The month of January marks the most important month in the Islam religion, particularly in Istanbul. In
this month, Turkish celebrates the religious festival known as Kurban Bayrami or Eid el-Adha in Arabic.

Kurban Bayramı, which starts on 10 Zilhicce (Dhul-hijja) in the Islamic lunar Hijri calendar, is also the
time of the annual pilgrimage to Mecca (Haj), so there’s a notable influx of domestic and international
travelers in Turkey at this time.

The festival celebrates the Biblical and Kur’anic account of Abraham’s near-sacrifice of his son on Mount
Moriah, proving Abraham’s complete obedience to God. In the story, God stays Abraham’s hand at the
last moment and provides a ram for sacrifice instead, praising Abraham for his faithfulness. Following
this tradition, the head of each Turkish household hopes to sacrifice a sheep on the morning of the first
day of the holiday period. A lavish meal is made from the meat, friends and family are invited to feast,
and the excess meat and the hide are donated to charity.

Men, women, and children are expected to dress in their finest clothing to perform Eid prayer in
a large congregation is an open waqf field called Eidgah or mosque. Well off Muslims, i.e Malik-e-
Nisaab, sacrifice their best domestic animals (usually a cow, but can also be a camel, goat, sheep or ram
depending on the region) as a symbol of Abraham’s willingness to sacrifice his only son. The sacrificed
animals, called Uḍhiyyah have to meet certain age and quality standards or else the animal is considered
a void sacrifice.
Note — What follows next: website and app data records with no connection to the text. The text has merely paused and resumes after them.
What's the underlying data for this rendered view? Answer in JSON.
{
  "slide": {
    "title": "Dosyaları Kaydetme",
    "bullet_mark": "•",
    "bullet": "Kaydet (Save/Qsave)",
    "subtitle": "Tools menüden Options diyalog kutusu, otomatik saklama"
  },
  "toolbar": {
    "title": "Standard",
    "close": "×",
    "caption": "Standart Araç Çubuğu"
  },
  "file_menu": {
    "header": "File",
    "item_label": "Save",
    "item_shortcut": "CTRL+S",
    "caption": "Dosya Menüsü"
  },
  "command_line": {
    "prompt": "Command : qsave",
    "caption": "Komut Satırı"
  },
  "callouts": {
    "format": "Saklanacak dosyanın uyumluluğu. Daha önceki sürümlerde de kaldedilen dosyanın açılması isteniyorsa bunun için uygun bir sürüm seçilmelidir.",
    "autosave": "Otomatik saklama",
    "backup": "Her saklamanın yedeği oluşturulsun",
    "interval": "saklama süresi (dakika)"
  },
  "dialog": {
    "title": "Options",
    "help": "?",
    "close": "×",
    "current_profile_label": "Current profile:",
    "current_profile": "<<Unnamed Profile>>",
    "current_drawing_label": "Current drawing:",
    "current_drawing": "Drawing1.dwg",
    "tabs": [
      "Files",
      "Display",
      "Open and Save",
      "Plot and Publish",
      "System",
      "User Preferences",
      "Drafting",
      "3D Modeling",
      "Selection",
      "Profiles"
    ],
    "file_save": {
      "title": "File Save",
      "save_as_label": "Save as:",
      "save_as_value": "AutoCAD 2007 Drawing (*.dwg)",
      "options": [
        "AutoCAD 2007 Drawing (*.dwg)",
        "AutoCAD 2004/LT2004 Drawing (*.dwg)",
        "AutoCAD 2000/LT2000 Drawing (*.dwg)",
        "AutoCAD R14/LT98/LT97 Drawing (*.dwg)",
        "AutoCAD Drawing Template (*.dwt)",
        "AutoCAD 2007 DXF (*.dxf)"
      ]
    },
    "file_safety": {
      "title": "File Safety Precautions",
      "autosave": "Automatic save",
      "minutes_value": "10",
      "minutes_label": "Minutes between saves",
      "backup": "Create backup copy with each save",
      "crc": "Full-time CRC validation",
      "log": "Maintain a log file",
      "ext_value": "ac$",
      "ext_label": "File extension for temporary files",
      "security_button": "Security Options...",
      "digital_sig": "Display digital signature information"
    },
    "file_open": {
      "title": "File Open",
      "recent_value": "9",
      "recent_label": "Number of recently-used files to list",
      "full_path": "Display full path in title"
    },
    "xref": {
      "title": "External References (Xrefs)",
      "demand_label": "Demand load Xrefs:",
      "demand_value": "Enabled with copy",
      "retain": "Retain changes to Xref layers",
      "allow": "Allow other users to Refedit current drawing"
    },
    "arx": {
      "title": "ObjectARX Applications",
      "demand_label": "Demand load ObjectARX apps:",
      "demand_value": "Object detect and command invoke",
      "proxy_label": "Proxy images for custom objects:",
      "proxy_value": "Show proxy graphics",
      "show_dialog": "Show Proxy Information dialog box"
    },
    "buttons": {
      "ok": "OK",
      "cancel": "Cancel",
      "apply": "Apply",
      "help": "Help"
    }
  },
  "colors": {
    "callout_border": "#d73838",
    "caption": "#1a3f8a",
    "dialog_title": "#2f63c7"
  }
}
This tradition accounts for more than 100 million slaughtering of animals in only 2 days
of Eid.

The meat from the sacrificed animal is divided into three parts. The family retains one third of the share;
another third is given to relatives, friends and neighbors; and the other third is given to the poor and
needy. The regular charitable practices of the Muslim community are demonstrated during Eid al-Adha
by concerted efforts to see that no impoverished person is left without an opportunity to partake in the
sacrificial meal during these days.

During Eid al-Adha, distributing meat amongst the people, chanting the Takbir out loud before the Eid
prayer on the first day and after prayers throughout the three days of Eid, are considered essential
parts of this important Islamic festival. In some countries, families that do not own livestock can make a
contribution to a charity that will provide meat to those who are in need.